An away fixture to Sale this weekend is something of a trip home for Grayson. Whilst his father, Paul, might have spent his entire professional career with Saints, he hails from Chorley in Lancashire.
Turning out for Preston Grasshoppers and Waterloo during his time in the North West, there are still strong roots in the region for the Grayson family and all eyes will be on the AJ Bell on Saturday afternoon.
Sale Sharks are certainly on the hunt for a win. They currently sit tenth in the table, picking up only two victories so far this season and they will be itching for a reaction after losing 27-14 against Worcester Warriors last time out.
“I think we are both licking our wounds a little bit after our hidings at the weekend,” Grayson said. “Both teams will be a bit frustrated with how they have performed in recent weeks, and it is a good chance for both sides to try and bounce back.

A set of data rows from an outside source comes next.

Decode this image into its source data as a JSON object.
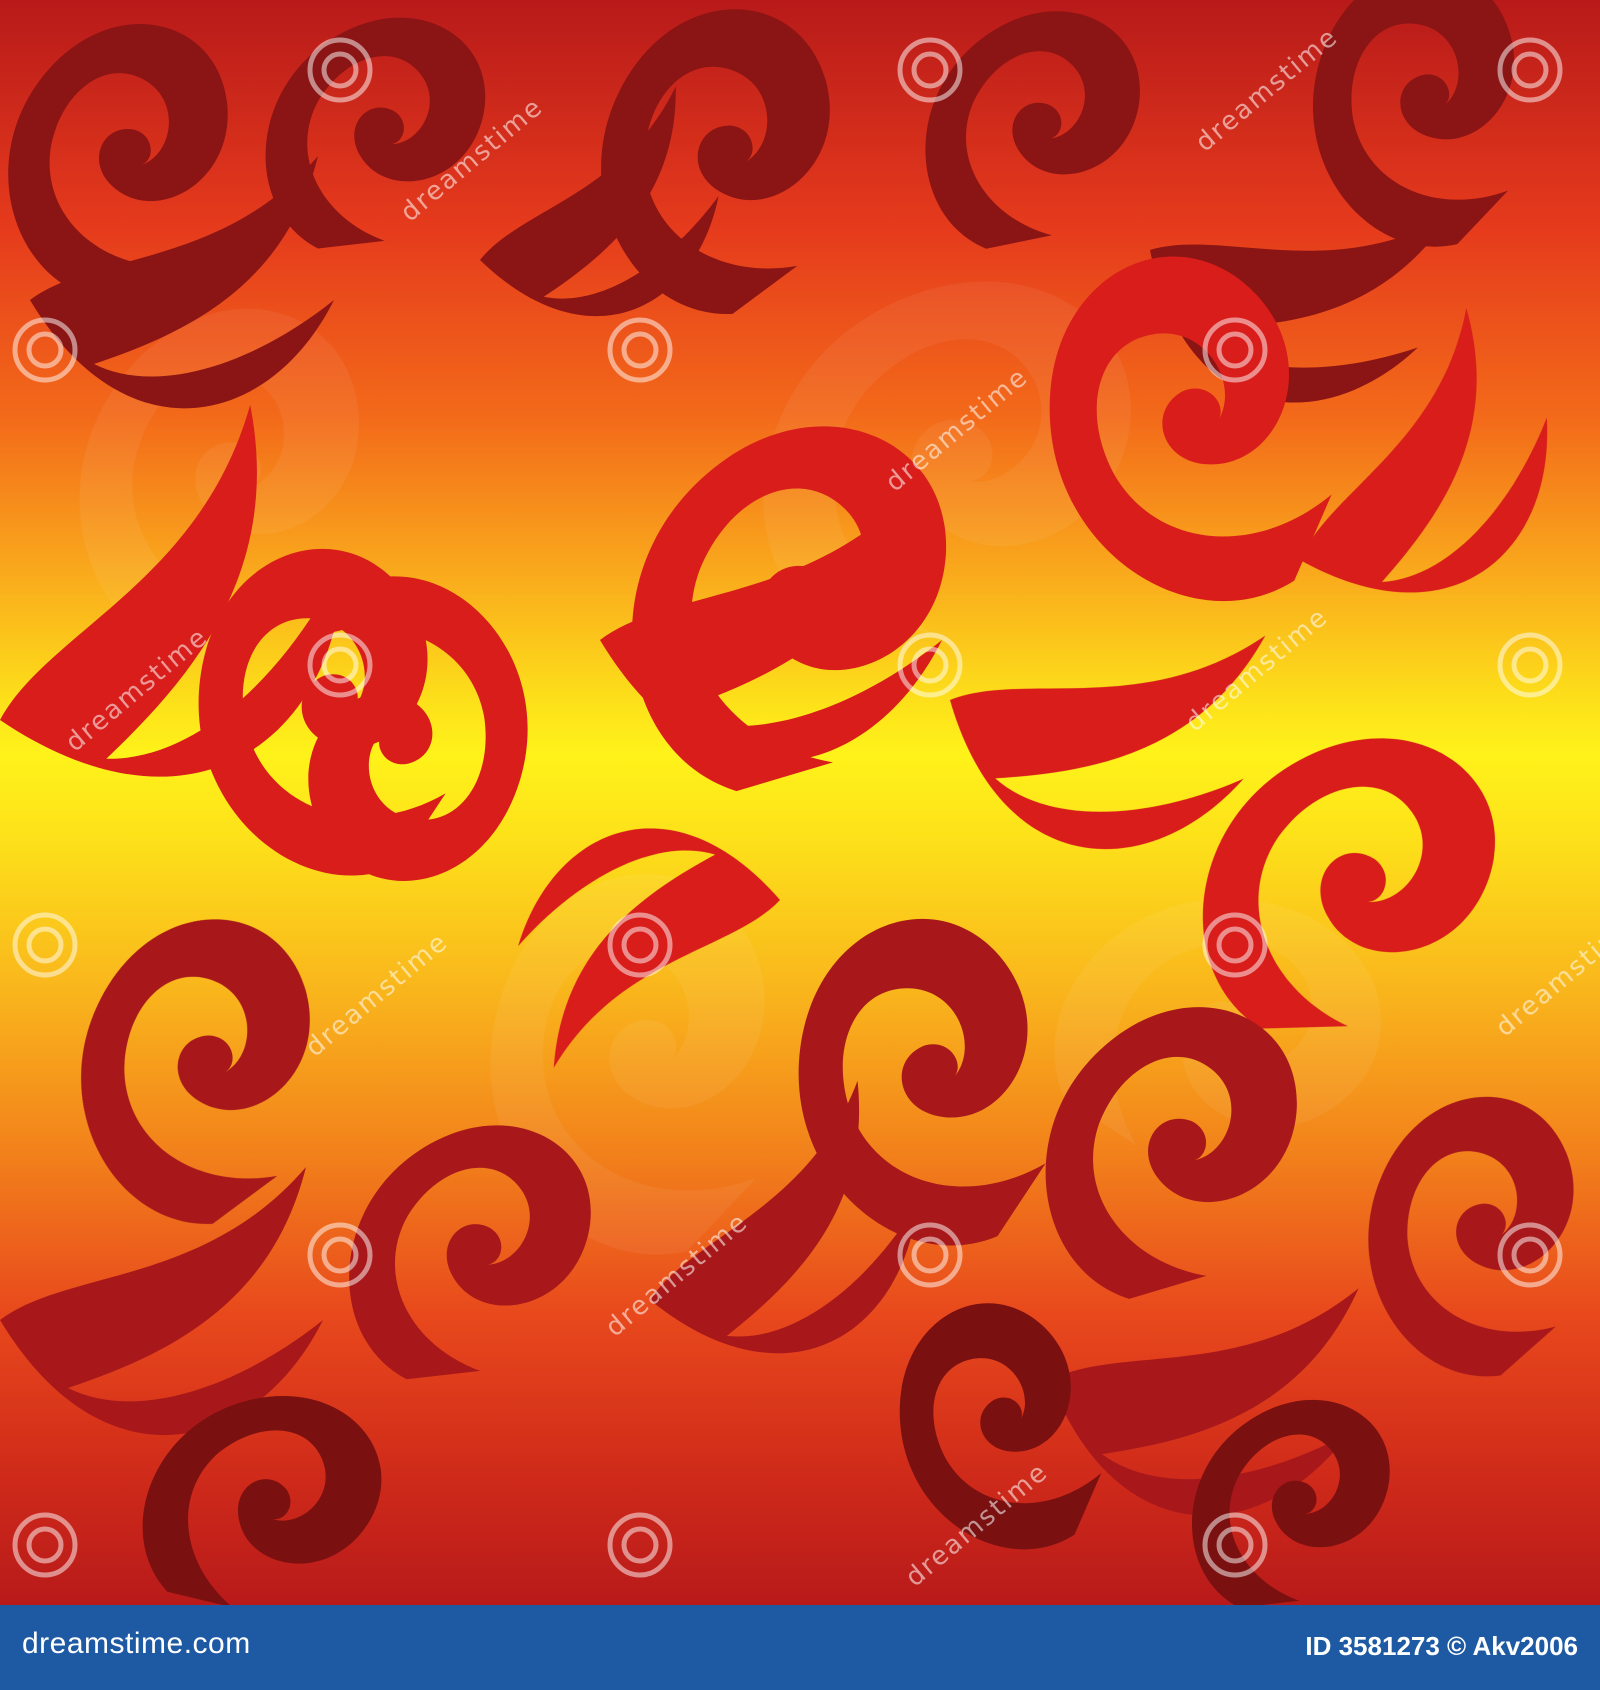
{
  "image": {
    "subject": "seamless red and yellow fire swirl pattern",
    "colors": {
      "dark_red": "#8b1414",
      "red": "#d81d1a",
      "orange": "#f37a1b",
      "yellow": "#fff21a",
      "footer_blue": "#1d5aa3"
    }
  },
  "watermark": {
    "text": "dreamstime",
    "logo": "dreamstime-spiral-icon"
  },
  "footer": {
    "site": "dreamstime.com",
    "id": "ID 3581273 © Akv2006"
  }
}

“It is going to be a good challenge. They are pretty uncompromising in the way they play, they are direct, physical, they have got some big boys and it is about barring up and making sure that we are physically and emotionally ready.”